Now that I've got the Star Wars marathon out of the way, I'm onto something that I've wanted to do ever since seeing Ed Wood for the first time in the theater. Being a big fan of both Johnny Depp and Bela Lugosi, I loved Ed Wood, but I always felt like I was missing out on something because I'm not familiar with the actual films of Edward D. Wood, Jr. So, I've been wanting to watch the Ed Wood DVD and whenever it gets to the point where he releases a film, stop the DVD and then watch the actual Wood film.
Yes, it's an incredibly geeky thing to do, but admit it -- you think it's kind of a cool idea.
There are three films that Ed Wood talks about: Glen or Glenda, Bride of the Atom (aka Bride of the Monster), and Plan 9 from Outer Space. Last night we (my wife and I) watched the first part of Ed Wood and Glen or Glenda. In Ed Wood the producer of Glen or Glenda calls it a "stink bomb." He's absolutely right.

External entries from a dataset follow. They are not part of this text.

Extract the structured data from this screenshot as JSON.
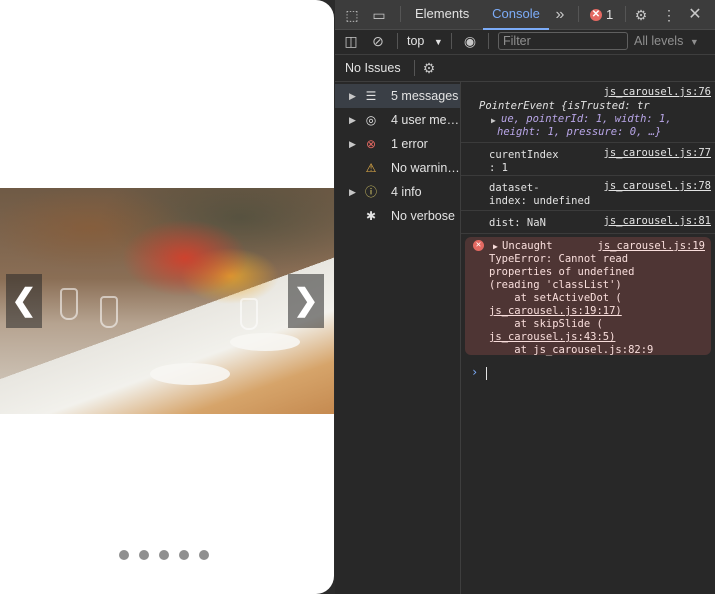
{
  "carousel": {
    "prev": "❮",
    "next": "❯",
    "dots": 5
  },
  "devtools": {
    "tabs": [
      "Elements",
      "Console"
    ],
    "more": "»",
    "error_count": "1",
    "toolbar": {
      "context": "top",
      "filter_placeholder": "Filter",
      "levels": "All levels"
    },
    "issues": "No Issues",
    "sidebar": [
      {
        "label": "5 messages",
        "icon": "list-icon"
      },
      {
        "label": "4 user me…",
        "icon": "user-icon"
      },
      {
        "label": "1 error",
        "icon": "error-icon"
      },
      {
        "label": "No warnin…",
        "icon": "warning-icon"
      },
      {
        "label": "4 info",
        "icon": "info-icon"
      },
      {
        "label": "No verbose",
        "icon": "bug-icon"
      }
    ],
    "messages": [
      {
        "src": "js_carousel.js:76",
        "l1": "PointerEvent {isTrusted: tr",
        "l2": "ue, pointerId: 1, width: 1,",
        "l3": "height: 1, pressure: 0, …}"
      },
      {
        "src": "js_carousel.js:77",
        "l1": "curentIndex",
        "l2": ": 1"
      },
      {
        "src": "js_carousel.js:78",
        "l1": "dataset-",
        "l2": "index: undefined"
      },
      {
        "src": "js_carousel.js:81",
        "l1": "dist: NaN"
      }
    ],
    "error": {
      "src": "js_carousel.js:19",
      "lines": [
        "Uncaught",
        "TypeError: Cannot read",
        "properties of undefined",
        "(reading 'classList')",
        "    at setActiveDot (",
        "js_carousel.js:19:17)",
        "    at skipSlide (",
        "js_carousel.js:43:5)",
        "    at js_carousel.js:82:9"
      ]
    },
    "prompt": "›"
  }
}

Forget about the fact that it's overly-serious and preachy as all get out about the plight of transvestites. Forget the stupid symbolism like when Glen/Glenda's girlfriend is pinned beneath a tree that represents the burden of knowing Glen's secret and Glen, not Glenda, is the only one able to lift the burden off of her. Forget the completely unnecessary use of Bela Lugosi as a mad-scientist-like puppet master who serves as one of the film's three narrators (actually, that bit is the best part of the film thanks to Lugosi's classic line, "Pull the string!"). Forget the overly long use of stock footage, like when a transvestite enlists in the military and we're treated to several, dialogue-less minutes of shots depicting military personnel shooting cannons and stuff. Forget about all that.
What I can't forget about, because I'm still trying to get my mind around it, is the buffalo imagery and Lugosi's creepy viewing of S&M/rape flicks and striptease images (which he follows up by looking straight into the camera with a "See? I told you so" expression as if I'm supposed to have understood any of what I've just seen, much less agree with the film's point in showing it to me).
What's truly sad about Glen or Glenda, if Ed Wood is right about the back-story, is that it was supposed to be a deeply personal movie for Wood, who was a transvestite himself. He was fiercely proud of the movie and really thought that he was showing society something that would change its opinion of cross-dressers and transsexuals. Knowing that, and actually seeing the stink bomb that he made, makes the character that much more sympathetic to me.
I think I'm going to enjoy this experiment.